Multi-Machine

Vagrant is able to define and control multiple guest machines per Vagrantfile. This is known as a "multi-machine" environment.

These machines are generally able to work together or are somehow associated with each other. Here are some use-cases people are using multi-machine environments for today:

  • Accurately modeling a multi-server production topology, such as separating a web and database server.
  • Modeling a distributed system and how they interact with each other.
  • Testing an interface, such as an API to a service component.
  • Disaster-case testing: machines dying, network partitions, slow networks, inconsistent world views, etc.

Historically, running complex environments such as these was done by flattening them onto a single machine. The problem with that is that it is an inaccurate model of the production setup, which can behave far differently.

Using the multi-machine feature of Vagrant, these environments can be modeled in the context of a single Vagrant environment without losing any of the benefits of Vagrant.

Defining Multiple Machines

Multiple machines are defined within the same project Vagrantfile using the config.vm.define method call. This configuration directive is a little funny, because it creates a Vagrant configuration within a configuration. An example shows this best:

Vagrant.configure("2") do |config|
  config.vm.provision "shell", inline: "echo Hello"

  config.vm.define "web" do |web|
    web.vm.box = "apache"
  end

  config.vm.define "db" do |db|
    db.vm.box = "mysql"
  end
end

As you can see, config.vm.define takes a block with another variable. This variable, such as web above, is the exact same as the config variable, except any configuration of the inner variable applies only to the machine being defined. Therefore, any configuration on web will only affect the web machine.

And importantly, you can continue to use the config object as well. The configuration object is loaded and merged before the machine-specific configuration, just like other Vagrantfiles within the Vagrantfile load order.

If you're familiar with programming, this is similar to how languages have different variable scopes.

When using these scopes, order of execution for things such as provisioners becomes important. Vagrant enforces ordering outside-in, in the order listed in the Vagrantfile. For example, with the Vagrantfile below:

Vagrant.configure("2") do |config|
    config.vm.provision :shell, inline: 'echo A'
    config.vm.define :testing do |test|
        test.vm.provision :shell, inline: 'echo B'
    end
    config.vm.provision :shell, inline: 'echo C'
end

The provisioners in this case will output "A", then "C", then "B". Notice that "B" is last. That is because the ordering is outside-in, in the order of the file.

Controlling Multiple Machines
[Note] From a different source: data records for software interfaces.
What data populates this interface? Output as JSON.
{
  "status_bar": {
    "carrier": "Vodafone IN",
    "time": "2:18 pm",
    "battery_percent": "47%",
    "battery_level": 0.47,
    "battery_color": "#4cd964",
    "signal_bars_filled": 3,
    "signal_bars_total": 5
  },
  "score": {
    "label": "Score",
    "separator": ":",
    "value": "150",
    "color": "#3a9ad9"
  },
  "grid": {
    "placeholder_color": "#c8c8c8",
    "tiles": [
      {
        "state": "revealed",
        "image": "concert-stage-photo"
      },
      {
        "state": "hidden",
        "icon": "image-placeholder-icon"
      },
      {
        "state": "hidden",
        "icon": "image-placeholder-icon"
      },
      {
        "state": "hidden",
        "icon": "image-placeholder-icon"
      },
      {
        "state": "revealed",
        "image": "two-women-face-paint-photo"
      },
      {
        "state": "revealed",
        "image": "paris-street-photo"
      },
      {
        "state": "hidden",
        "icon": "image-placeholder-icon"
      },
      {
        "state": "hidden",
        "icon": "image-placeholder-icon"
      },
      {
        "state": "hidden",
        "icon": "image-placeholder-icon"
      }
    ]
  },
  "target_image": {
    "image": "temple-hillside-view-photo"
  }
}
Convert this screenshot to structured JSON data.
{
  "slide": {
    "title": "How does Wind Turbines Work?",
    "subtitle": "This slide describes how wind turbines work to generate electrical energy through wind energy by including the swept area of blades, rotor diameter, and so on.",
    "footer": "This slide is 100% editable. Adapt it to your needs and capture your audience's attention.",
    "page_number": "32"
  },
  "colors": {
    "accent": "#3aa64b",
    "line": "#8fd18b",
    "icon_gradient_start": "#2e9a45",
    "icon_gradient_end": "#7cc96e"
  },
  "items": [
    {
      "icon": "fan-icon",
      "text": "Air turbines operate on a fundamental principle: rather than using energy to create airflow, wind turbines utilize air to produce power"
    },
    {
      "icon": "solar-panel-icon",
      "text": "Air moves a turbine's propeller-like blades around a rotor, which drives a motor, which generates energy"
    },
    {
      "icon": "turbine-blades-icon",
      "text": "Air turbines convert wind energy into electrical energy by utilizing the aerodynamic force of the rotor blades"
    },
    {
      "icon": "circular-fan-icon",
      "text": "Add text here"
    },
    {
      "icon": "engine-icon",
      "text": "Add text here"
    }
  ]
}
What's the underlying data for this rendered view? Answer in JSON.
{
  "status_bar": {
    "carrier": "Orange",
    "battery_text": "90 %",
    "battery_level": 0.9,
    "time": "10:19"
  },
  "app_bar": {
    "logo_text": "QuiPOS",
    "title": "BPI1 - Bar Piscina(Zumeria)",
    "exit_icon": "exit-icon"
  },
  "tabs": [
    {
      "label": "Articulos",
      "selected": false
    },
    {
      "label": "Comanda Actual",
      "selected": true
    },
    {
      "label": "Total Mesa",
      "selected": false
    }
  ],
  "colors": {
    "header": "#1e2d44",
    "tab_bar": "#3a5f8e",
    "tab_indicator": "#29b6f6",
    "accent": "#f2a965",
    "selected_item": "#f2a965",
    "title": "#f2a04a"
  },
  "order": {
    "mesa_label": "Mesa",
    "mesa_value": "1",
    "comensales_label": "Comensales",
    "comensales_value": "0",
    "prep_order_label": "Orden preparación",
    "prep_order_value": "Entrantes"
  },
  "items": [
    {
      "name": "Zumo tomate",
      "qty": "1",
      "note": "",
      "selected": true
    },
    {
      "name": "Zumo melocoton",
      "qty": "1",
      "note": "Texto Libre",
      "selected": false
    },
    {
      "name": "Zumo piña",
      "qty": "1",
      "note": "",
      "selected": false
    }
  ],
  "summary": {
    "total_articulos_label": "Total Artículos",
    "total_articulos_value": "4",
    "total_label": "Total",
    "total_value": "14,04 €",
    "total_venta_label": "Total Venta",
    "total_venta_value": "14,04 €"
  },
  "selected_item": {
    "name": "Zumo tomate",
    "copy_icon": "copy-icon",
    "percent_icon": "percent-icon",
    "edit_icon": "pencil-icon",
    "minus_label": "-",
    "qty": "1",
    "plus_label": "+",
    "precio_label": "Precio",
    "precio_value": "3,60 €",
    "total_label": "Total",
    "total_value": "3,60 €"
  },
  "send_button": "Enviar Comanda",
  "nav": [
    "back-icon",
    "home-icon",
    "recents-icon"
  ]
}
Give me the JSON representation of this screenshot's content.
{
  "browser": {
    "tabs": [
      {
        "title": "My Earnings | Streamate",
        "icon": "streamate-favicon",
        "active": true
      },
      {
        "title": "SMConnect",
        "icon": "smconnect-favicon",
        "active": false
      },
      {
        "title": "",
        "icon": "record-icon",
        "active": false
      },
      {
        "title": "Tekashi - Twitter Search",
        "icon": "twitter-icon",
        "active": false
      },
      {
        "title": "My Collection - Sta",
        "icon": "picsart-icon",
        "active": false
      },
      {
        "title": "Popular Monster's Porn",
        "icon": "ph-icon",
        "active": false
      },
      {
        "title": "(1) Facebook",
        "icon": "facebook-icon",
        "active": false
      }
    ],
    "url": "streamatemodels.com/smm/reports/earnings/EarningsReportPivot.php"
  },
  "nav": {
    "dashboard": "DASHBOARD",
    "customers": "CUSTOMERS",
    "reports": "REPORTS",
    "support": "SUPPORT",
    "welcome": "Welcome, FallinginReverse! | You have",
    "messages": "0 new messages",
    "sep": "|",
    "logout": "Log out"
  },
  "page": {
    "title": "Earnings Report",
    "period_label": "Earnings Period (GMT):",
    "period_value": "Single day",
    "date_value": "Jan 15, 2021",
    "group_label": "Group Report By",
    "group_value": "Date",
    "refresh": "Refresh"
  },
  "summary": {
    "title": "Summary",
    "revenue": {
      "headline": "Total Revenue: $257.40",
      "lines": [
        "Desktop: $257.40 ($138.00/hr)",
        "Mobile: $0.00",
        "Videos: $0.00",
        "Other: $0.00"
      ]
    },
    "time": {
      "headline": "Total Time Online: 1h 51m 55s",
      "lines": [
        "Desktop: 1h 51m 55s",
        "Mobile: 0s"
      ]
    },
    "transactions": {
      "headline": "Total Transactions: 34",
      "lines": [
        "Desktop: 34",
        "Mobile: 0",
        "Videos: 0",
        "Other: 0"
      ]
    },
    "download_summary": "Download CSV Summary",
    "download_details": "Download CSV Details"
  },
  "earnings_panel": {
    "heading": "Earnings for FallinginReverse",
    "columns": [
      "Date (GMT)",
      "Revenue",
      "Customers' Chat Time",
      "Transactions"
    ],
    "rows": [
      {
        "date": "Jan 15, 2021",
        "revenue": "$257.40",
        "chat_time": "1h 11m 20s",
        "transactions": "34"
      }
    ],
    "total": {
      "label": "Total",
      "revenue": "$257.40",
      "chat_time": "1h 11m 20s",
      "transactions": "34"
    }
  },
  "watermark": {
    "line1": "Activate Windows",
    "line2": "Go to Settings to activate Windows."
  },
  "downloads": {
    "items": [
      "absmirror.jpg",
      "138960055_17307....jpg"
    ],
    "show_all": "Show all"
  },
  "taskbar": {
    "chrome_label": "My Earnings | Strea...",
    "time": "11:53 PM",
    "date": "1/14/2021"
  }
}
The moment more than one machine is defined within a Vagrantfile, the usage of the various vagrant commands changes slightly. The change should be mostly intuitive.

Commands that only make sense to target a single machine, such as vagrant ssh, now require the name of the machine to control. Using the example above, you would say vagrant ssh web or vagrant ssh db.

Other commands, such as vagrant up, operate on every machine by default. So if you ran vagrant up, Vagrant would bring up both the web and DB machine. You could also optionally be specific and say vagrant up web or vagrant up db.

Additionally, you can specify a regular expression for matching only certain machines. This is useful in some cases where you specify many similar machines, for example if you're testing a distributed service you may have a leader machine as well as a follower0, follower1, follower2, etc. If you want to bring up all the followers but not the leader, you can just do vagrant up /follower[0-9]/. If Vagrant sees a machine name within forward slashes, it assumes you're using a regular expression.

Communication Between Machines

In order to facilitate communication within machines in a multi-machine setup, the various networking options should be used. In particular, the private network can be used to make a private network between multiple machines and the host.

Specifying a Primary Machine

You can also specify a primary machine. The primary machine will be the default machine used when a specific machine in a multi-machine environment is not specified.

To specify a default machine, just mark it primary when defining it. Only one primary machine may be specified.

config.vm.define "web", primary: true do |web|
  # ...
end

Autostart Machines

By default in a multi-machine environment, vagrant up will start all of the defined machines. The autostart setting allows you to tell Vagrant to not start specific machines. Example:

config.vm.define "web"
config.vm.define "db"
config.vm.define "db_follower", autostart: false

When running vagrant up with the settings above, Vagrant will automatically start the "web" and "db" machines, but will not start the "db_follower" machine. You can manually force the "db_follower" machine to start by running vagrant up db_follower.